In her letters to Nelson Algren written in English (because he never even attempted to learn French), she is very funny indeed. She describes most vividly her daily life in Paris. In these letters she is not the logical thinker that was the power behind Sartre. She is the proud tenant of a new flat, giving a dinner party where the main meal was tinned potatoes and ham out of another tin. “you would have been proud of my skill with a can opener, but I could have done with your help.” A bottle of whiskey saved the day.
She was an adventurous cyclist, walker and skier as well as into driving her car across the Sahara. Not something one associates with nights spent in intense existentialist conversation in the bars and cafes of Paris and Chicago. She came off her bike and lost a tooth, as can be seen in the picture of her and Nelson. She was unable to swim and nearly drowned in Lake Michigan.

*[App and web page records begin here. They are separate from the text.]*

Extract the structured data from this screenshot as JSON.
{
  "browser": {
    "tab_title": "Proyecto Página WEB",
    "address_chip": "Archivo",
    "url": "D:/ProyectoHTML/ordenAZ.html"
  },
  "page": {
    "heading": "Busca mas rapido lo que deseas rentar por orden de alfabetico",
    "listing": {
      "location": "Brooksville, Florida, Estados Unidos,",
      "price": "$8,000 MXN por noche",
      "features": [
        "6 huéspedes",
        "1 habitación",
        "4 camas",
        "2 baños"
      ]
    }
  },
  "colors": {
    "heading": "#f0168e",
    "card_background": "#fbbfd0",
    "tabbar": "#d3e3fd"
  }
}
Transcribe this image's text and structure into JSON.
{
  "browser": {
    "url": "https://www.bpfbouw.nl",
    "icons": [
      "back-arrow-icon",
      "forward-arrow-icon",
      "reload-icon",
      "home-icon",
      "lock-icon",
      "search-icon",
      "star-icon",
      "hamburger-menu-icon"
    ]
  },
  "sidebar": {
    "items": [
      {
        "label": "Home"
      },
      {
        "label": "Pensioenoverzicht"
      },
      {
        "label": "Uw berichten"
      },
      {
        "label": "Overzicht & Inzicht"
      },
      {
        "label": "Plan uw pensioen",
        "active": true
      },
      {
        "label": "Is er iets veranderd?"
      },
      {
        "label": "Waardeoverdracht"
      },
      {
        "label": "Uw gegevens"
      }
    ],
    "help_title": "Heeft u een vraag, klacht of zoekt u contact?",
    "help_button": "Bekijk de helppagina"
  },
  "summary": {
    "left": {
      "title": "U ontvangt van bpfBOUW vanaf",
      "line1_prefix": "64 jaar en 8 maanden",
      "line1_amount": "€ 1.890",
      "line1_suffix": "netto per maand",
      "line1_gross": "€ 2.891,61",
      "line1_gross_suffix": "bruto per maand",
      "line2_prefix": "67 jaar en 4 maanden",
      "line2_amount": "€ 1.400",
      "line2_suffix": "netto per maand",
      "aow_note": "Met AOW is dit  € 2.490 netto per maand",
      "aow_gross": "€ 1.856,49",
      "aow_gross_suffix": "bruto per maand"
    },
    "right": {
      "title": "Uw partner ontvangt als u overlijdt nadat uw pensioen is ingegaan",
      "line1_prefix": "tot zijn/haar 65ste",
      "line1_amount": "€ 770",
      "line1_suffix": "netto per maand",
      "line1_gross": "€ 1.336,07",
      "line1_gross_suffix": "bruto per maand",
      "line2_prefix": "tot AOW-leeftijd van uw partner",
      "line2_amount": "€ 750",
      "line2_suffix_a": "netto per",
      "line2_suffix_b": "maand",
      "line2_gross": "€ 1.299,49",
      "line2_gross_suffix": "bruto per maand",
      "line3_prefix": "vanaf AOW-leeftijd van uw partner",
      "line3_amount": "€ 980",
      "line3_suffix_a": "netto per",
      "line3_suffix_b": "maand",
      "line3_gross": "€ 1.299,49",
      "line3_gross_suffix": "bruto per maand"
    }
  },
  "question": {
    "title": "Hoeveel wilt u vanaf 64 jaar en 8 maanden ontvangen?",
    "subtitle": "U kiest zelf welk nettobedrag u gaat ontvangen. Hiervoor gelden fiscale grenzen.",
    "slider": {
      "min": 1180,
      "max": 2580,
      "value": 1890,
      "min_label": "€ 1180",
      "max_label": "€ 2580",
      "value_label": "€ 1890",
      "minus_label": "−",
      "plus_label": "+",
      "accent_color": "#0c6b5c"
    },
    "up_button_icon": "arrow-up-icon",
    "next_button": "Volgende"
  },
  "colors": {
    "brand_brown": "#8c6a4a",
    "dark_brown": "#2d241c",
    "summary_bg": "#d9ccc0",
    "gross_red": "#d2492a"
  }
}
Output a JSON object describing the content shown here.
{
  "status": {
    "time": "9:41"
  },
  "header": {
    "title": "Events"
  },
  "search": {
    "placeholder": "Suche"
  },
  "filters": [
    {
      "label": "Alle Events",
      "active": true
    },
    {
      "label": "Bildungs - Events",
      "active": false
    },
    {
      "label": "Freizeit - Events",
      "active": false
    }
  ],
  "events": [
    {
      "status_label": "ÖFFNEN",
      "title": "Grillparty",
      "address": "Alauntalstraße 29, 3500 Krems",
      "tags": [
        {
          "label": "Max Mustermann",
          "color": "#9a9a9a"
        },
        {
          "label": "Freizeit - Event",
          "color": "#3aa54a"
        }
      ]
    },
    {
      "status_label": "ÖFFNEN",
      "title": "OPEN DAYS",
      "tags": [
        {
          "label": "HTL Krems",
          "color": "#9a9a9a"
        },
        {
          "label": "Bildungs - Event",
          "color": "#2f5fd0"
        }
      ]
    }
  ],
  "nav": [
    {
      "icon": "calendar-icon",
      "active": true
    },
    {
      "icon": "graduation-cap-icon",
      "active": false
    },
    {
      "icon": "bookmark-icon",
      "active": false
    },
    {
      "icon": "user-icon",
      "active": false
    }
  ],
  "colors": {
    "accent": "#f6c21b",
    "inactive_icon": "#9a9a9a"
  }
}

The real Simone de Beauvoir is elusive. I visited Les Deux Magots but found it hard to imagine her working at one of the tables; coffee cups competing with writing materials on the small table. Her flat from the outside looks very ordinary. Visiting her grave was intensely emotional but what were all those metro tickets doing? Who placed them so reverently on her grave?
Photos on Photogallery